Stop Texting and Start Communicating With Other Drivers

There are three areas of communication that modern drivers use to connect with each other on a daily basis: verbal communication , hand gestures, and car-to-car. Know how to effectively communicate on the road and you can keep yourself safe and increase the pleasure of your daily commute.

Verbal Communication

When we think about speaking to other drivers, it is often as a result of road rage. But this is not the only way we verbally communicate. If you are pulled up at a stoplight and the car to the side of you has a flat tire, grab the driver's attention and inform them of the problem. This can prevent a more disastrous scenario down the road.

If you have been in an accident, it is important to clearly and calmly talk to those involved, especially when injury is present. Assess the situation and verbally communicate your actions and you will decrease the tension of those involved.

Keep your cool and use your words to describe what is going on to injured victims. Let them know that help is on the way.

Hand Gestures                                         

This is another type of communication that is often associated with road rage, but has many other, friendlier uses.

As mentioned before, getting the attention of another driver is not always initiated with words. Waving to a driver to signal a flat tire, or some other problem, is a commonly accepted practice while driving.

If you have been in an accident and do not have access to road flares, waving your arms above your head is a clear sign of distress. You can use hand gestures and other body language to signal you need someone to stop or to indicate another driver should keep going.

One way people improperly use the hand gesture is to give up their right-of-way. If two cars approach an intersection at the same time, the car to the right has the legal right-of-way. Polite drivers who give the go-ahead gesture are disrupting the flow of traffic.

Car-to-Car Communication

As technology advances, so do the safety features in cars. From seatbelts and side-view mirrors to back-up cameras and advanced airbag systems, modern manufacturers are developing safer vehicles. One new technology that is underdevelopment is car-to-car communication.

Some automakers already provide a form of this in their high-end models. Sensors and cameras installed in the vehicles can alert the driver to a car riding in a blind spot or other potentially dangerous situations. These signals can be visual, auditory, or tactile.

The current use of cameras and sensors for car-to-car communication represents a huge step forward in technology. But this technology is still limited. Scientists and auto-makers are developing a similar system that allows cars to "talk" to each other over a wireless network from greater distances.

The goal of this new technology is to allow drivers to not just survive a crash but also to avoid them.


What to Do In an Accident

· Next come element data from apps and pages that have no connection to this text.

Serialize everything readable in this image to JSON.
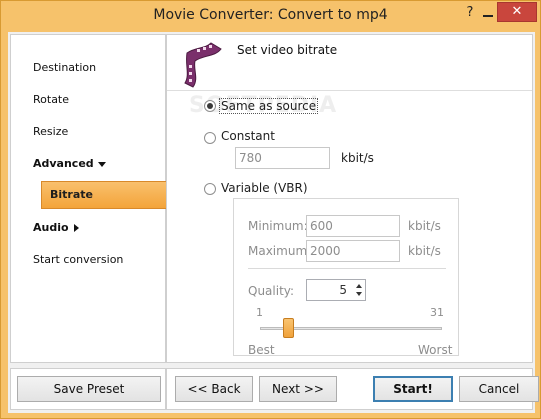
{
  "window": {
    "title": "Movie Converter:  Convert to mp4",
    "help": "?",
    "close": "✕"
  },
  "sidebar": {
    "items": [
      {
        "label": "Destination"
      },
      {
        "label": "Rotate"
      },
      {
        "label": "Resize"
      },
      {
        "label": "Advanced"
      },
      {
        "label": "Bitrate"
      },
      {
        "label": "Audio"
      },
      {
        "label": "Start conversion"
      }
    ]
  },
  "header": {
    "title": "Set video bitrate",
    "icon": "film-reel-icon"
  },
  "watermark": "SOFTPEDIA",
  "options": {
    "same_as_source": "Same as source",
    "constant": "Constant",
    "variable": "Variable (VBR)",
    "selected": "same_as_source"
  },
  "constant": {
    "value": "780",
    "unit": "kbit/s"
  },
  "vbr": {
    "min_label": "Minimum:",
    "min_value": "600",
    "max_label": "Maximum",
    "max_value": "2000",
    "unit": "kbit/s",
    "quality_label": "Quality:",
    "quality_value": "5",
    "slider_min": "1",
    "slider_max": "31",
    "slider_value": 5,
    "best_label": "Best",
    "worst_label": "Worst"
  },
  "buttons": {
    "save_preset": "Save Preset",
    "back": "<< Back",
    "next": "Next >>",
    "start": "Start!",
    "cancel": "Cancel"
  },
  "colors": {
    "accent": "#f3a43a",
    "titlebar": "#f6c26b",
    "close": "#c9463d",
    "primary_border": "#3c7fb1"
  }
}
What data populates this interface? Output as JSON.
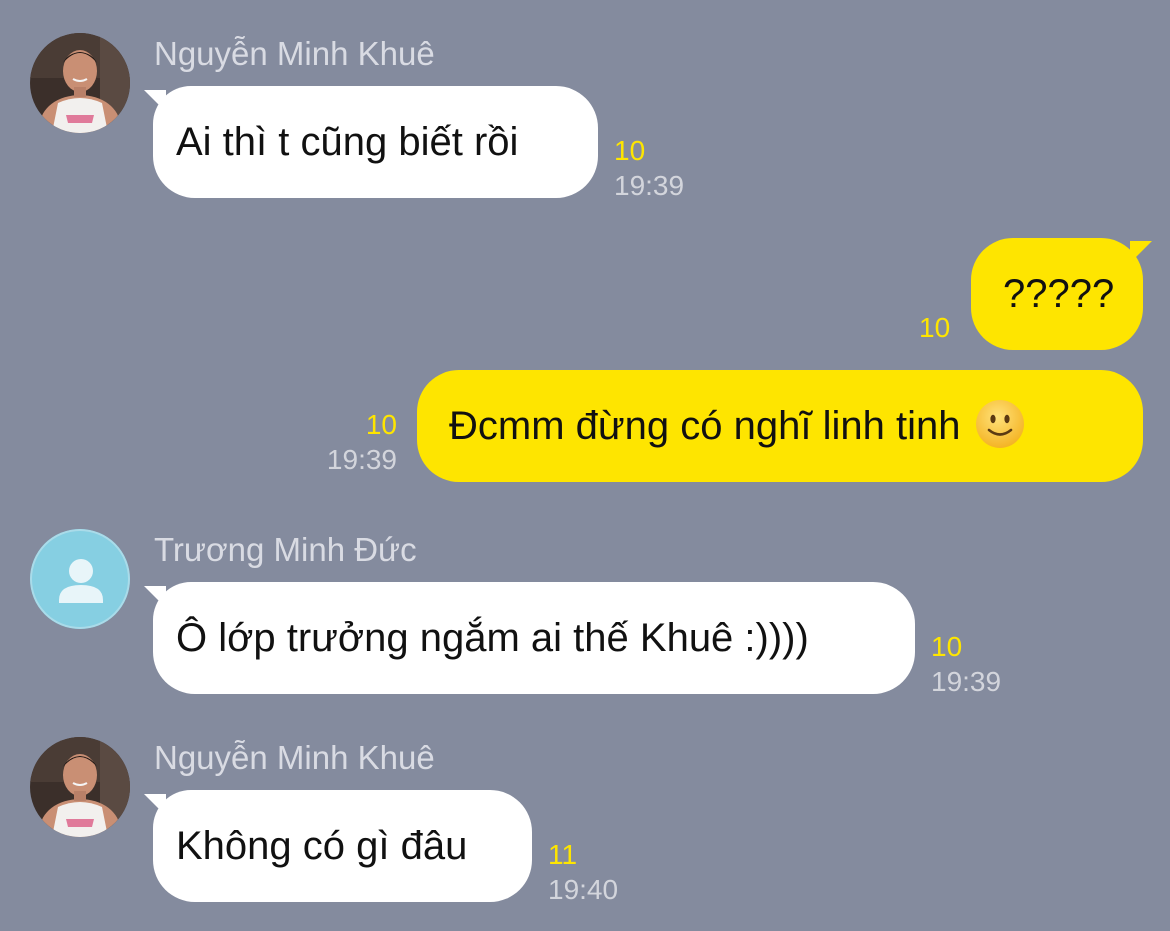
{
  "colors": {
    "background": "#848b9e",
    "incoming_bubble": "#ffffff",
    "outgoing_bubble": "#fee500",
    "unread_count": "#fee500",
    "timestamp": "#d3d5dc",
    "sender_name": "#d9dbe3"
  },
  "messages": [
    {
      "direction": "incoming",
      "sender": "Nguyễn Minh Khuê",
      "avatar": "profile-photo",
      "text": "Ai thì t cũng biết rồi",
      "unread": "10",
      "time": "19:39"
    },
    {
      "direction": "outgoing",
      "text": "?????",
      "unread": "10",
      "time": ""
    },
    {
      "direction": "outgoing",
      "text": "Đcmm đừng có nghĩ linh tinh",
      "emoji": "slightly-smiling-face-icon",
      "unread": "10",
      "time": "19:39"
    },
    {
      "direction": "incoming",
      "sender": "Trương Minh Đức",
      "avatar": "default-person-icon",
      "text": "Ô lớp trưởng ngắm ai thế Khuê :))))",
      "unread": "10",
      "time": "19:39"
    },
    {
      "direction": "incoming",
      "sender": "Nguyễn Minh Khuê",
      "avatar": "profile-photo",
      "text": "Không có gì đâu",
      "unread": "11",
      "time": "19:40"
    }
  ]
}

If the worst happens and you are in an accident, there are things you can do to minimize injury and help return the flow of traffic around you to normal speed.

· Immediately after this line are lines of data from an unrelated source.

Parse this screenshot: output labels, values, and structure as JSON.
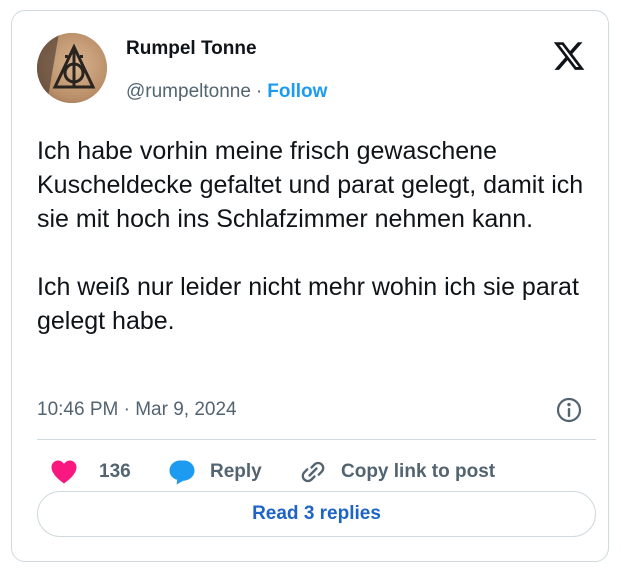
{
  "author": {
    "name": "Rumpel Tonne",
    "handle": "@rumpeltonne",
    "separator": "·",
    "follow_label": "Follow",
    "avatar_icon": "deathly-hallows-symbol"
  },
  "platform": {
    "logo_icon": "x-logo"
  },
  "tweet": {
    "paragraph_1": "Ich habe vorhin meine frisch gewaschene Kuscheldecke gefaltet und parat gelegt, damit ich sie mit hoch ins Schlafzimmer nehmen kann.",
    "paragraph_2": "Ich weiß nur leider nicht mehr wohin ich sie parat gelegt habe.",
    "timestamp": "10:46 PM · Mar 9, 2024"
  },
  "actions": {
    "like_count": "136",
    "reply_label": "Reply",
    "copy_link_label": "Copy link to post",
    "read_replies_label": "Read 3 replies"
  },
  "colors": {
    "like_heart": "#f91880",
    "reply_bubble": "#1d9bf0",
    "follow_link": "#1d9bf0",
    "read_replies_text": "#1d64c4",
    "border": "#cfd9de",
    "secondary_text": "#536471"
  }
}
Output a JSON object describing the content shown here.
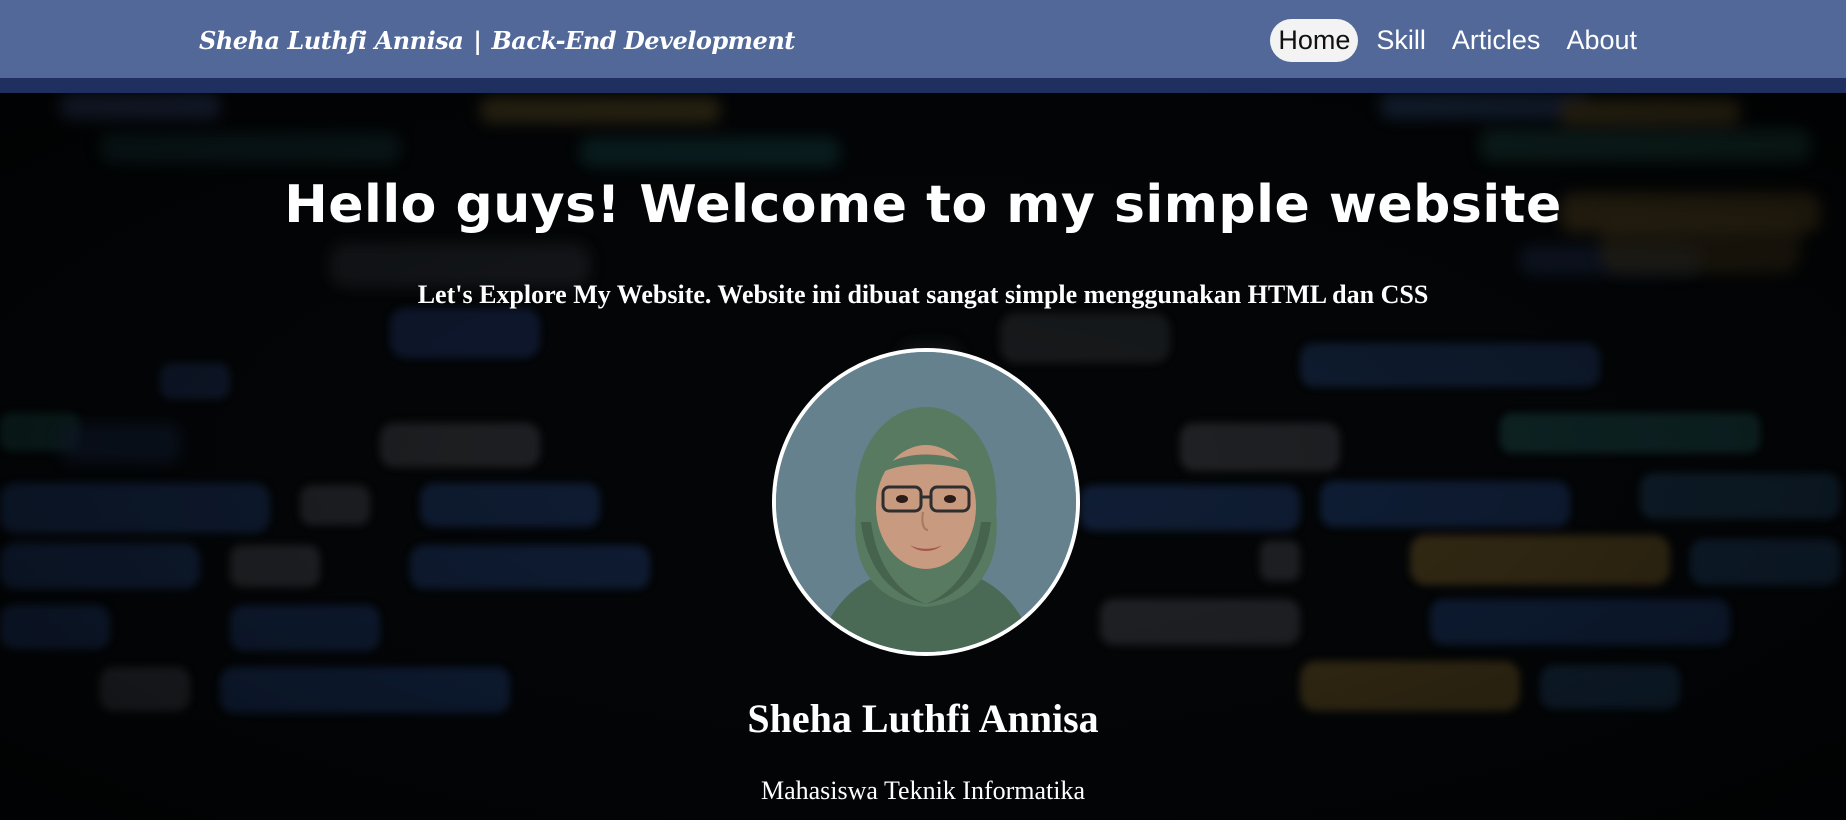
{
  "navbar": {
    "brand_name": "Sheha Luthfi Annisa",
    "brand_separator": "|",
    "brand_role": "Back-End Development",
    "links": [
      {
        "label": "Home",
        "active": true
      },
      {
        "label": "Skill",
        "active": false
      },
      {
        "label": "Articles",
        "active": false
      },
      {
        "label": "About",
        "active": false
      }
    ],
    "colors": {
      "bar": "#516899",
      "bar_border": "#1f3060",
      "active_pill": "#f3f3f3"
    }
  },
  "hero": {
    "title": "Hello guys! Welcome to my simple website",
    "subtitle": "Let's Explore My Website. Website ini dibuat sangat simple menggunakan HTML dan CSS",
    "background": "blurred-code-background",
    "avatar": "profile-photo",
    "name": "Sheha Luthfi Annisa",
    "role": "Mahasiswa Teknik Informatika"
  }
}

The first thing you need to do is turn on your hazard lights. This informs the drivers in your immediate area that there is something wrong with your vehicle and you will need to get over. This also signals your intent to pull over to the person or persons involved in the accident with you.

Once you are on the side of the road, make sure that you and all other parties involved turn off your cars' engines.

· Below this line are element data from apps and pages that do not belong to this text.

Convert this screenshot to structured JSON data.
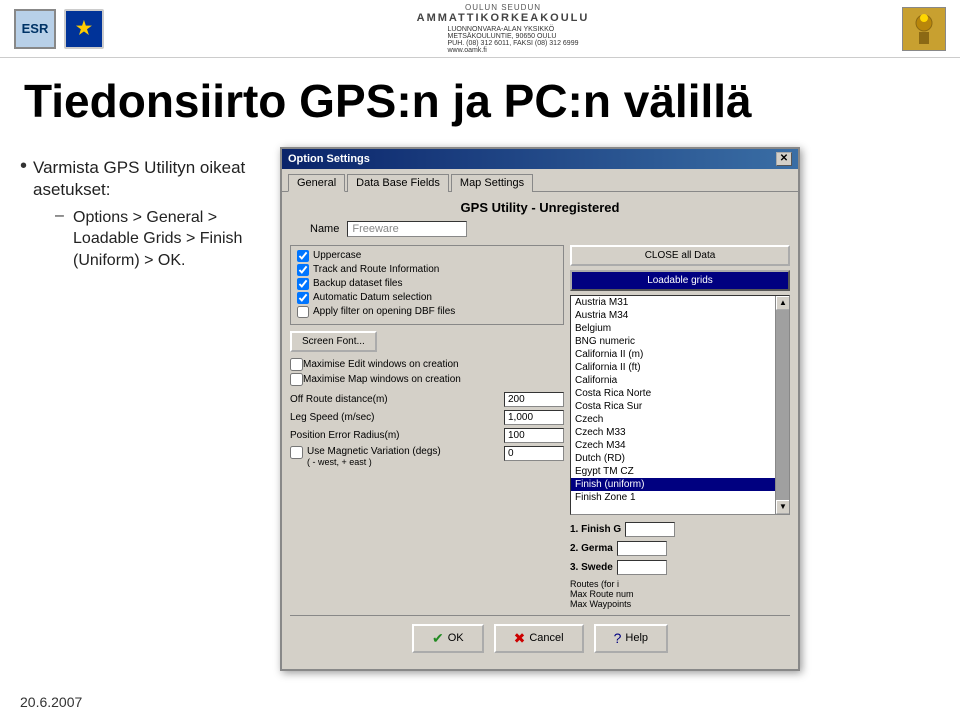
{
  "header": {
    "logo_esr": "ESR",
    "logo_eu": "★",
    "oamk_top": "OULUN SEUDUN",
    "oamk_main": "AMMATTIKORKEAKOULU",
    "org_name": "LUONNONVARA-ALAN YKSIKKÖ",
    "org_addr1": "METSÄKOULUNTIE, 90650 OULU",
    "org_phone": "PUH. (08) 312 6011, FAKSI (08) 312 6999",
    "org_web": "www.oamk.fi"
  },
  "title": "Tiedonsiirto GPS:n ja PC:n välillä",
  "bullets": [
    {
      "text": "Varmista GPS Utilityn oikeat asetukset:",
      "sub": [
        "Options > General > Loadable Grids > Finish (Uniform) > OK."
      ]
    }
  ],
  "dialog": {
    "title": "Option Settings",
    "close_btn": "✕",
    "tabs": [
      "General",
      "Data Base Fields",
      "Map Settings"
    ],
    "active_tab": "General",
    "gps_title": "GPS Utility - Unregistered",
    "name_label": "Name",
    "name_value": "Freeware",
    "checkboxes": [
      {
        "label": "Uppercase",
        "checked": true
      },
      {
        "label": "Track and Route Information",
        "checked": true
      },
      {
        "label": "Backup dataset files",
        "checked": true
      },
      {
        "label": "Automatic Datum selection",
        "checked": true
      },
      {
        "label": "Apply filter on opening DBF files",
        "checked": false
      }
    ],
    "screen_font_btn": "Screen Font...",
    "checkboxes2": [
      {
        "label": "Maximise Edit windows on creation",
        "checked": false
      },
      {
        "label": "Maximise Map windows on creation",
        "checked": false
      }
    ],
    "fields": [
      {
        "label": "Off Route distance(m)",
        "value": "200"
      },
      {
        "label": "Leg Speed (m/sec)",
        "value": "1,000"
      },
      {
        "label": "Position Error Radius(m)",
        "value": "100"
      }
    ],
    "mag_var": {
      "label": "Use Magnetic Variation (degs)",
      "sub": "( - west, + east )",
      "value": "0"
    },
    "close_all_label": "CLOSE all Data",
    "loadable_btn": "Loadable grids",
    "list_items": [
      {
        "label": "Austria M31",
        "selected": false
      },
      {
        "label": "Austria M34",
        "selected": false
      },
      {
        "label": "Belgium",
        "selected": false
      },
      {
        "label": "BNG numeric",
        "selected": false
      },
      {
        "label": "California II (m)",
        "selected": false
      },
      {
        "label": "California II (ft)",
        "selected": false
      },
      {
        "label": "California",
        "selected": false
      },
      {
        "label": "Costa Rica Norte",
        "selected": false
      },
      {
        "label": "Costa Rica Sur",
        "selected": false
      },
      {
        "label": "Czech",
        "selected": false
      },
      {
        "label": "Czech M33",
        "selected": false
      },
      {
        "label": "Czech M34",
        "selected": false
      },
      {
        "label": "Dutch (RD)",
        "selected": false
      },
      {
        "label": "Egypt TM CZ",
        "selected": false
      },
      {
        "label": "Finish (uniform)",
        "selected": true
      },
      {
        "label": "Finish Zone 1",
        "selected": false
      }
    ],
    "numbered": [
      {
        "num": "1.",
        "label": "Finish G",
        "input": ""
      },
      {
        "num": "2.",
        "label": "Germa",
        "input": ""
      },
      {
        "num": "3.",
        "label": "Swede",
        "input": ""
      }
    ],
    "routes_label": "Routes (for i",
    "max_route_label": "Max Route num",
    "max_waypoints_label": "Max Waypoints",
    "footer_buttons": [
      {
        "label": "OK",
        "icon": "✔",
        "icon_class": "ok-icon"
      },
      {
        "label": "Cancel",
        "icon": "✖",
        "icon_class": "cancel-icon"
      },
      {
        "label": "Help",
        "icon": "?",
        "icon_class": "help-icon"
      }
    ]
  },
  "footer": {
    "date": "20.6.2007"
  }
}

If someone has been injured in the accident, seek immediate help. Call or signal for rescue services as soon as possible.

While waiting for the paramedics to arrive, do not move the injured person unless absolutely necessary. Also, if you were in an accident with a motorcyclist, do not remove the driver's helmet.

If no injury is detected, and where possible, swap insurance information while you wait for the authorities to arrive. Take pictures of the damage to your vehicle because you may need them as a reference at a later date.

Always have a small safety kit in your car. Some areas where crashes take place are hard to reach, making  it difficult for emergency personnel to arrive. If you are prepared for any eventuality, the unexpected will never catch you off guard.

A few items to always keep in your car are:

  • A first aid kid
  • A heavy blanket
  • A flashlight and batteries
  • A warning triangle and road flares
  • A cell phone charger
  • Water

Hopefully, you will never need to use any of these items in an emergency, but it is better to have them and not need them, than to need them and not have them.

By following these methods of driver communication, you drastically reduce your risk of being involved in an auto accident. If you are injured in an auto accident, seek medical help immediately, then contact a legal professional to see what legal options are available to you.